What is expected ::
Please write every entry out again, exactly as it reads below.

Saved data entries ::
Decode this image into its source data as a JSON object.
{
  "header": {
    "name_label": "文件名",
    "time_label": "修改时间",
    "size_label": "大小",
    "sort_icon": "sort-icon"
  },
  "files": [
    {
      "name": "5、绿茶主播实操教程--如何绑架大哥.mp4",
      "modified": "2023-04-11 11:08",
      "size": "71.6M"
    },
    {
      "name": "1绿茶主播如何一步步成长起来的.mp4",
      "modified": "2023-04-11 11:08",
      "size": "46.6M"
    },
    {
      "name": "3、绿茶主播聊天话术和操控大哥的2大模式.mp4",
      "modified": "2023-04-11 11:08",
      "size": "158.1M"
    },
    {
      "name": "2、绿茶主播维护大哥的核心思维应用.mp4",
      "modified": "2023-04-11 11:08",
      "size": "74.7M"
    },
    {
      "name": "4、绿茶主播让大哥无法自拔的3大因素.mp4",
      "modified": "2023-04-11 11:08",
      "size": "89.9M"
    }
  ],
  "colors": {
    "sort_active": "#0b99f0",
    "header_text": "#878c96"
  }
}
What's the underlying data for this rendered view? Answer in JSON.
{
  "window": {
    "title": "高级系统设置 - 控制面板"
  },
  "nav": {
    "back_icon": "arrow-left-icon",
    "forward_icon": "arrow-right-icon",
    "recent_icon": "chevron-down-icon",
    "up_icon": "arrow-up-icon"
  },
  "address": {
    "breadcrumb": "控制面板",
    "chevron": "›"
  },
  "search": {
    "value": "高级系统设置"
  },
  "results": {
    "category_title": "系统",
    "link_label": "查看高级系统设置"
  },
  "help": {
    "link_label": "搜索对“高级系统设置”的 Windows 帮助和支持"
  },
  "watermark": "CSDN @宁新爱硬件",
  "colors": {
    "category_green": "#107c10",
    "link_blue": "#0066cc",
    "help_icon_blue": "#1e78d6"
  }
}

The answer ::
Decode this image into its source data as a JSON object.
{
  "header": {
    "name_label": "文件名",
    "time_label": "修改时间",
    "size_label": "大小",
    "sort_icon": "sort-icon"
  },
  "files": [
    {
      "name": "5、绿茶主播实操教程--如何绑架大哥.mp4",
      "modified": "2023-04-11 11:08",
      "size": "71.6M"
    },
    {
      "name": "1绿茶主播如何一步步成长起来的.mp4",
      "modified": "2023-04-11 11:08",
      "size": "46.6M"
    },
    {
      "name": "3、绿茶主播聊天话术和操控大哥的2大模式.mp4",
      "modified": "2023-04-11 11:08",
      "size": "158.1M"
    },
    {
      "name": "2、绿茶主播维护大哥的核心思维应用.mp4",
      "modified": "2023-04-11 11:08",
      "size": "74.7M"
    },
    {
      "name": "4、绿茶主播让大哥无法自拔的3大因素.mp4",
      "modified": "2023-04-11 11:08",
      "size": "89.9M"
    }
  ],
  "colors": {
    "sort_active": "#0b99f0",
    "header_text": "#878c96"
  }
}
What's the underlying data for this rendered view? Answer in JSON.
{
  "window": {
    "title": "高级系统设置 - 控制面板"
  },
  "nav": {
    "back_icon": "arrow-left-icon",
    "forward_icon": "arrow-right-icon",
    "recent_icon": "chevron-down-icon",
    "up_icon": "arrow-up-icon"
  },
  "address": {
    "breadcrumb": "控制面板",
    "chevron": "›"
  },
  "search": {
    "value": "高级系统设置"
  },
  "results": {
    "category_title": "系统",
    "link_label": "查看高级系统设置"
  },
  "help": {
    "link_label": "搜索对“高级系统设置”的 Windows 帮助和支持"
  },
  "watermark": "CSDN @宁新爱硬件",
  "colors": {
    "category_green": "#107c10",
    "link_blue": "#0066cc",
    "help_icon_blue": "#1e78d6"
  }
}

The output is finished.